Andrews also revealed that the group had discussed in advance whether or not they planned to kill the witnesses at the store.
“In my mind, I wasn’t, I hadn’t concluded that the witnesses should be killed. I hadn’t made that conclusion yet,” he said. “But apparently somebody in the group had made that conclusion.”
Andrews described Selby as “very irrational” with little “self-control.”
“He lets his anger get the best of him,” he said.
After tying the victims up in the basement, Andrews said the two decided to force them to drink Drano, which they had brought in the van, in an attempt to silence their witnesses. Andrews said he “didn’t have the nerve” to carry it out and instead Selby forced the victims to drink the caustic cleaner in a move inspired by a scene in the Clint Eastwood movie “Magnum Force,” which had been playing at the base at the time.
According to Moore, Orren held the drain cleaner in his mouth and tilted his head to side while laying on the basement floor, letting the substance drip out the side of his mouth, sparring him from some of burning pain others endured. However, Selby did put a pen into Orren’s ear during the torture and kick it with his steel boots, lodging the pen into his brain and esophagus.
When the Drano failed to kill the witnesses, Andrews said he encouraged Selby to just leave.
“I told Pierre, I said, ‘Man, I can’t kill these people and I doubt if you can either.
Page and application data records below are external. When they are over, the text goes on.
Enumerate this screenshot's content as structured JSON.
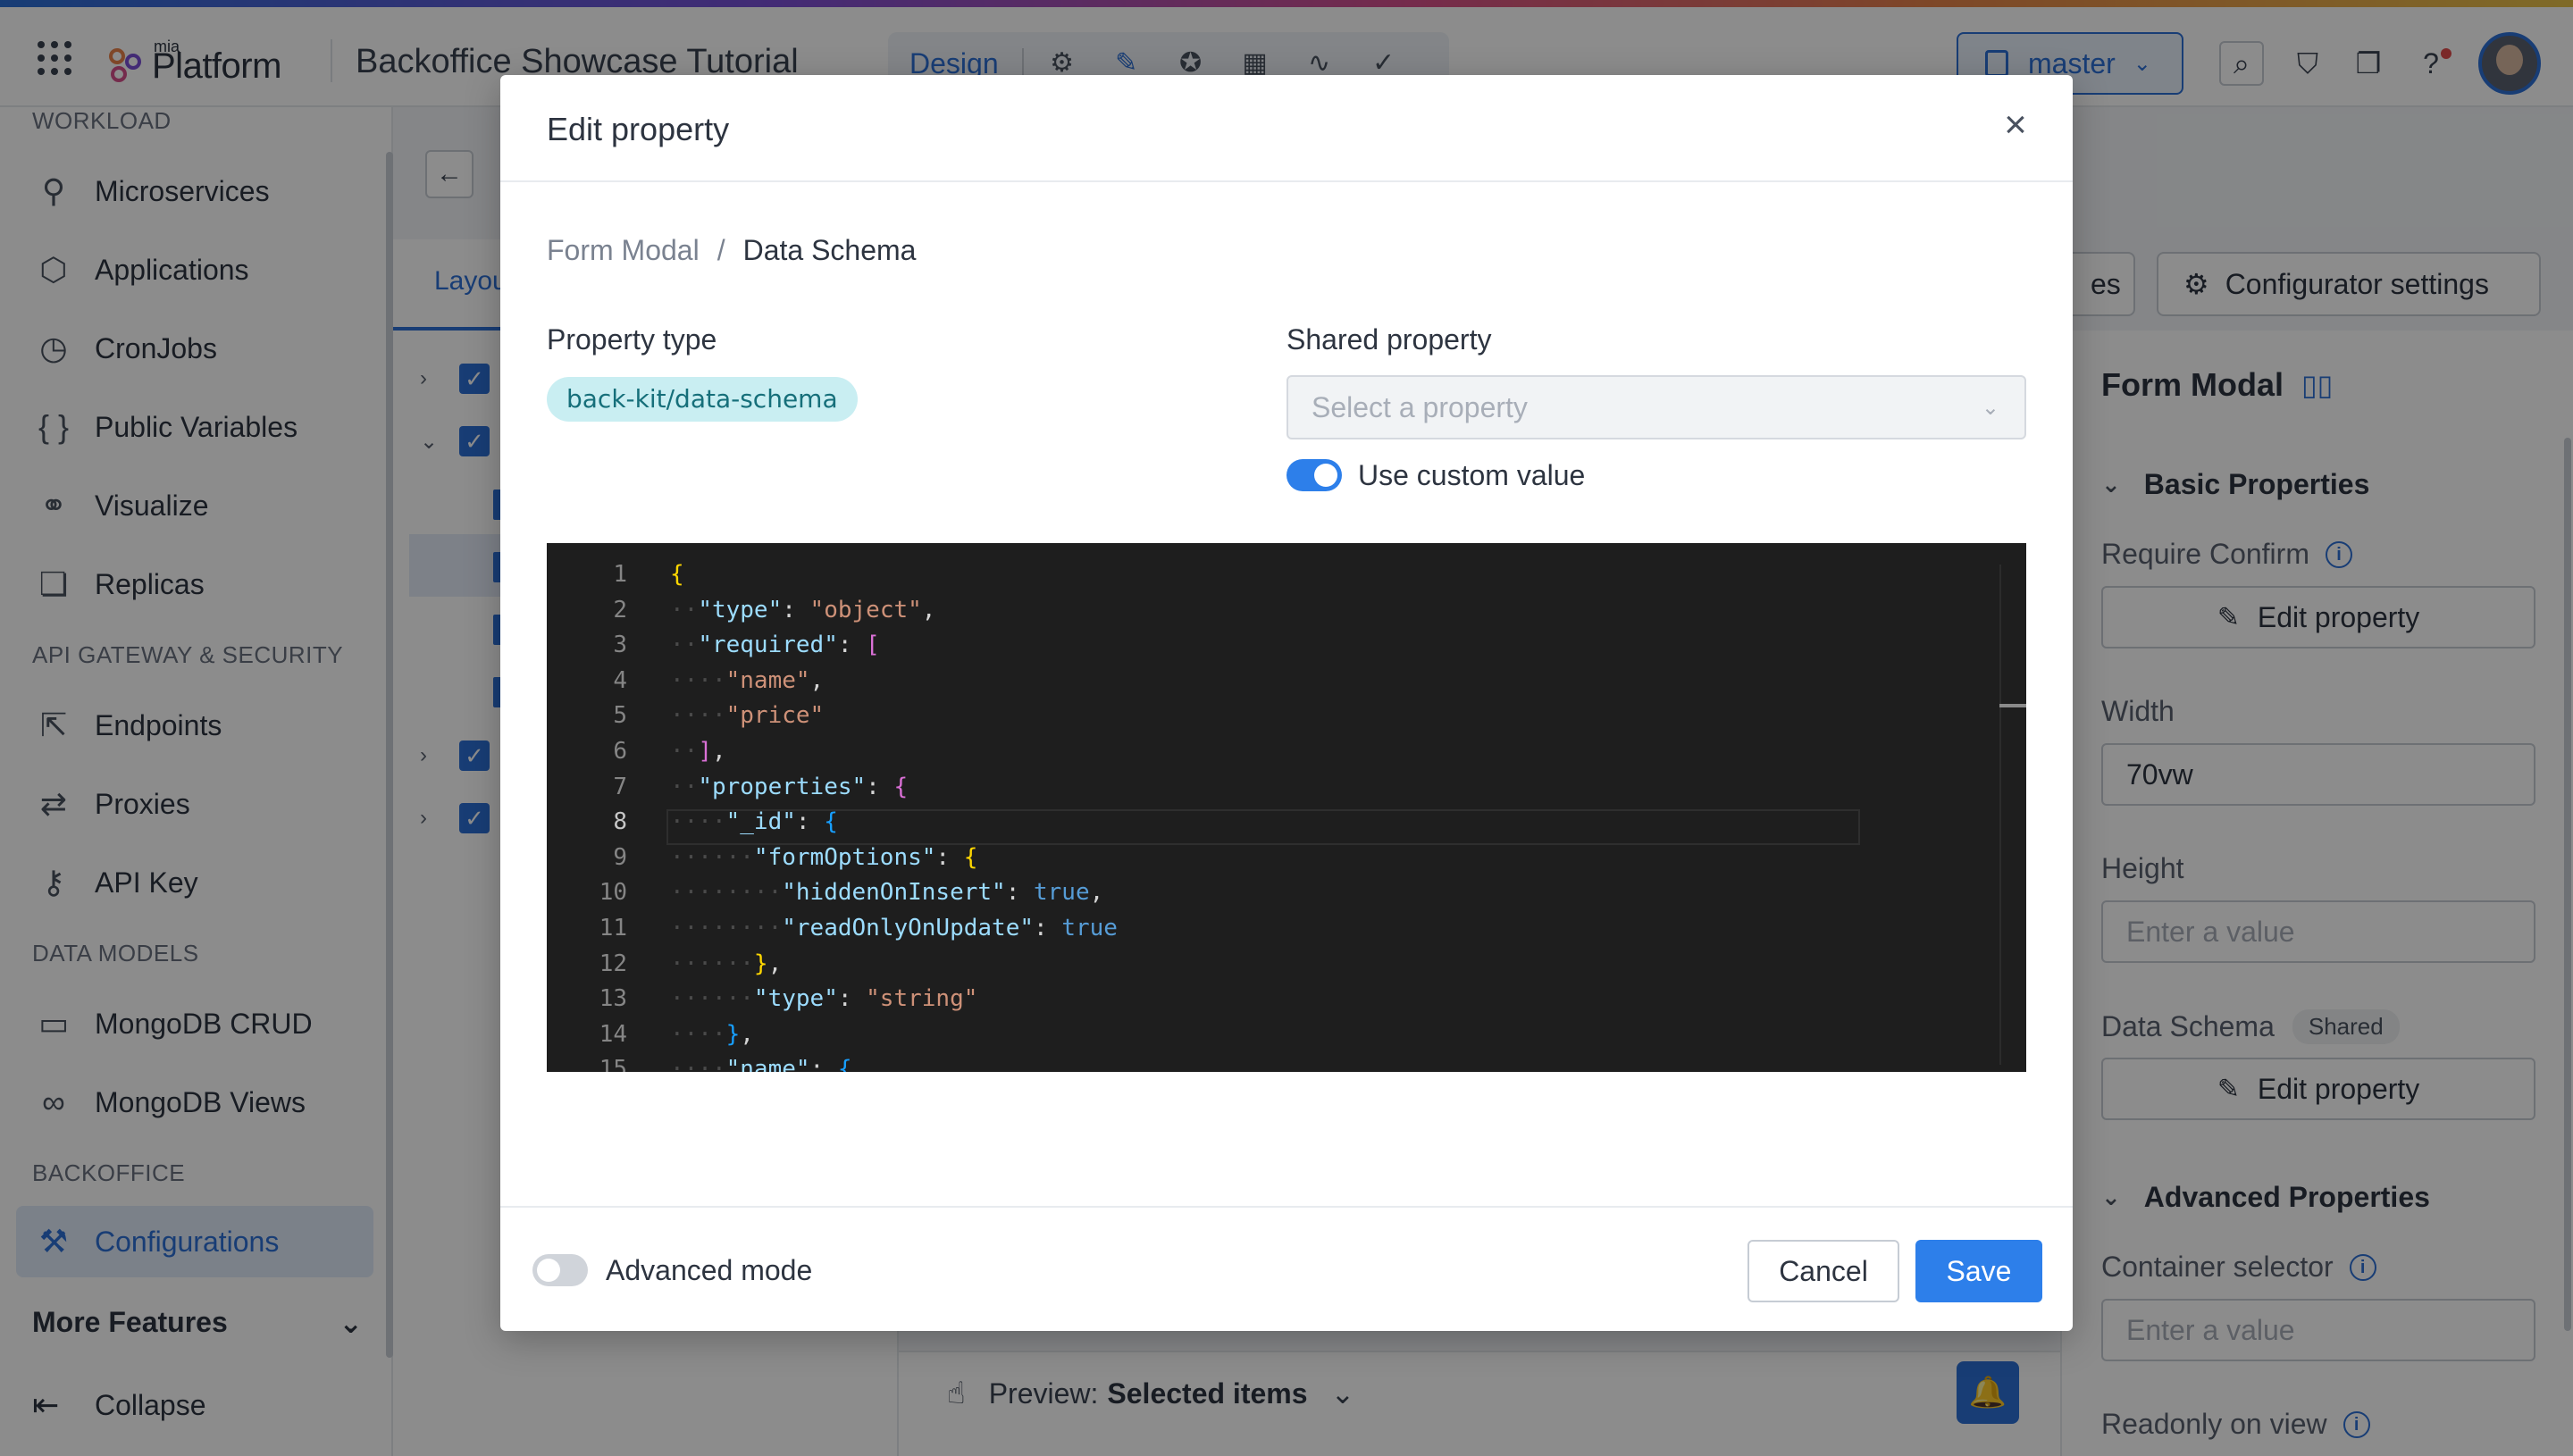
{
  "topbar": {
    "logo_small": "mia",
    "logo_text": "Platform",
    "project_title": "Backoffice Showcase Tutorial",
    "design_label": "Design",
    "branch": "master",
    "colors": {
      "accent": "#2d6fd6",
      "primary_button": "#2d7fea"
    }
  },
  "sidebar": {
    "sections": {
      "workload": "WORKLOAD",
      "api_gateway": "API GATEWAY & SECURITY",
      "data_models": "DATA MODELS",
      "backoffice": "BACKOFFICE"
    },
    "items": {
      "microservices": "Microservices",
      "applications": "Applications",
      "cronjobs": "CronJobs",
      "public_variables": "Public Variables",
      "visualize": "Visualize",
      "replicas": "Replicas",
      "endpoints": "Endpoints",
      "proxies": "Proxies",
      "api_key": "API Key",
      "mongodb_crud": "MongoDB CRUD",
      "mongodb_views": "MongoDB Views",
      "configurations": "Configurations"
    },
    "more_features": "More Features",
    "collapse": "Collapse"
  },
  "center": {
    "layout_tab": "Layou",
    "preview_label": "Preview:",
    "preview_value": "Selected items"
  },
  "right_panel": {
    "top_button_partial": "es",
    "configurator_settings": "Configurator settings",
    "title": "Form Modal",
    "basic_properties": "Basic Properties",
    "require_confirm": "Require Confirm",
    "edit_property": "Edit property",
    "width_label": "Width",
    "width_value": "70vw",
    "height_label": "Height",
    "height_placeholder": "Enter a value",
    "data_schema_label": "Data Schema",
    "shared_badge": "Shared",
    "advanced_properties": "Advanced Properties",
    "container_selector": "Container selector",
    "container_placeholder": "Enter a value",
    "readonly_on_view": "Readonly on view"
  },
  "modal": {
    "title": "Edit property",
    "breadcrumb": {
      "parent": "Form Modal",
      "separator": "/",
      "current": "Data Schema"
    },
    "property_type_label": "Property type",
    "property_type_value": "back-kit/data-schema",
    "shared_property_label": "Shared property",
    "shared_property_placeholder": "Select a property",
    "use_custom_value": "Use custom value",
    "use_custom_value_on": true,
    "advanced_mode": "Advanced mode",
    "advanced_mode_on": false,
    "cancel": "Cancel",
    "save": "Save",
    "editor": {
      "current_line": 8,
      "line_numbers": [
        "1",
        "2",
        "3",
        "4",
        "5",
        "6",
        "7",
        "8",
        "9",
        "10",
        "11",
        "12",
        "13",
        "14",
        "15"
      ],
      "lines": [
        [
          {
            "t": "{",
            "c": "t-brace"
          }
        ],
        [
          {
            "t": "··",
            "c": "guide"
          },
          {
            "t": "\"type\"",
            "c": "t-key"
          },
          {
            "t": ": ",
            "c": "t-punc"
          },
          {
            "t": "\"object\"",
            "c": "t-str"
          },
          {
            "t": ",",
            "c": "t-punc"
          }
        ],
        [
          {
            "t": "··",
            "c": "guide"
          },
          {
            "t": "\"required\"",
            "c": "t-key"
          },
          {
            "t": ": ",
            "c": "t-punc"
          },
          {
            "t": "[",
            "c": "t-bracket"
          }
        ],
        [
          {
            "t": "····",
            "c": "guide"
          },
          {
            "t": "\"name\"",
            "c": "t-str"
          },
          {
            "t": ",",
            "c": "t-punc"
          }
        ],
        [
          {
            "t": "····",
            "c": "guide"
          },
          {
            "t": "\"price\"",
            "c": "t-str"
          }
        ],
        [
          {
            "t": "··",
            "c": "guide"
          },
          {
            "t": "]",
            "c": "t-bracket"
          },
          {
            "t": ",",
            "c": "t-punc"
          }
        ],
        [
          {
            "t": "··",
            "c": "guide"
          },
          {
            "t": "\"properties\"",
            "c": "t-key"
          },
          {
            "t": ": ",
            "c": "t-punc"
          },
          {
            "t": "{",
            "c": "t-bracket"
          }
        ],
        [
          {
            "t": "····",
            "c": "guide"
          },
          {
            "t": "\"_id\"",
            "c": "t-key"
          },
          {
            "t": ": ",
            "c": "t-punc"
          },
          {
            "t": "{",
            "c": "t-brace2"
          }
        ],
        [
          {
            "t": "······",
            "c": "guide"
          },
          {
            "t": "\"formOptions\"",
            "c": "t-key"
          },
          {
            "t": ": ",
            "c": "t-punc"
          },
          {
            "t": "{",
            "c": "t-brace"
          }
        ],
        [
          {
            "t": "········",
            "c": "guide"
          },
          {
            "t": "\"hiddenOnInsert\"",
            "c": "t-key"
          },
          {
            "t": ": ",
            "c": "t-punc"
          },
          {
            "t": "true",
            "c": "t-bool"
          },
          {
            "t": ",",
            "c": "t-punc"
          }
        ],
        [
          {
            "t": "········",
            "c": "guide"
          },
          {
            "t": "\"readOnlyOnUpdate\"",
            "c": "t-key"
          },
          {
            "t": ": ",
            "c": "t-punc"
          },
          {
            "t": "true",
            "c": "t-bool"
          }
        ],
        [
          {
            "t": "······",
            "c": "guide"
          },
          {
            "t": "}",
            "c": "t-brace"
          },
          {
            "t": ",",
            "c": "t-punc"
          }
        ],
        [
          {
            "t": "······",
            "c": "guide"
          },
          {
            "t": "\"type\"",
            "c": "t-key"
          },
          {
            "t": ": ",
            "c": "t-punc"
          },
          {
            "t": "\"string\"",
            "c": "t-str"
          }
        ],
        [
          {
            "t": "····",
            "c": "guide"
          },
          {
            "t": "}",
            "c": "t-brace2"
          },
          {
            "t": ",",
            "c": "t-punc"
          }
        ],
        [
          {
            "t": "····",
            "c": "guide"
          },
          {
            "t": "\"name\"",
            "c": "t-key"
          },
          {
            "t": ": ",
            "c": "t-punc"
          },
          {
            "t": "{",
            "c": "t-brace2"
          }
        ]
      ]
    }
  }
}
So let’s just go ahead and leave,’” Andrews recalled. “I think that when I said that Pierre may have taken it as a challenge. So, at that point, I said, ‘Man, I’m gone. I’m leaving.’ I went outside, got in the van and drove off.”
The victims were left alone with Selby, the more sadistic of the pair, who raped Ansley and then shot each victim in the head.
Orren later testified in front of the Utah Board of Pardons that the victims had begged for their lives before they were killed.
“After he shot Mrs. Naisbitt first, then he was kind of prancing or walking in a manner that I got the impression he was kind of enjoying what he was doing,” Orren testified, according to The Associated Press.
When Carlisle asked Selby whether the pleas had meant anything to him, Selby said he “didn’t know” and claimed the violence “just happened,” blaming his behavior on a cocktail of alcohol, marijuana and valium.
He described the effect of being under the influence to Carlisle as being similar to watching a movie that comedized violence.
“In some of the old comedies, you know like Charlie Chaplin, you know type of stuff, it seemed to have that sort of effect. You can watch somebody being beaten or assaulted and it be the funniest thing you’ve ever seen,” he said. “The actions seem to be over stated, larger than life, it’s like almost like a gags. As a matter of fact, if you’d be assaulted it would be the funniest thing.”
Not everyone bought Selby’s story, however.
“There is nothing in the story that suggests to me that he blacked out,” Gary Brucato, a psychologist specializing in violent crime, told “Violent Minds: Killers on Tape." “The memory of the event when he feels like it, giving accurate information, is extremely detailed with almost an awareness of himself and everything that was going on and yet he’s trying to tell us that the whole thing occurred in a state of trance or something.”
Orren also testified that during the violence Selby had not appeared to be under the influence of drugs.
Pierre was executed in 1987. Andrews was put to death by lethal injection in 1992.
To learn more about the violent crime and what Selby revealed during his interview, tune in to “Violent Minds: Killers on Tape” Sundays at 7/6c on Oxygen and streaming the next day on Peacock.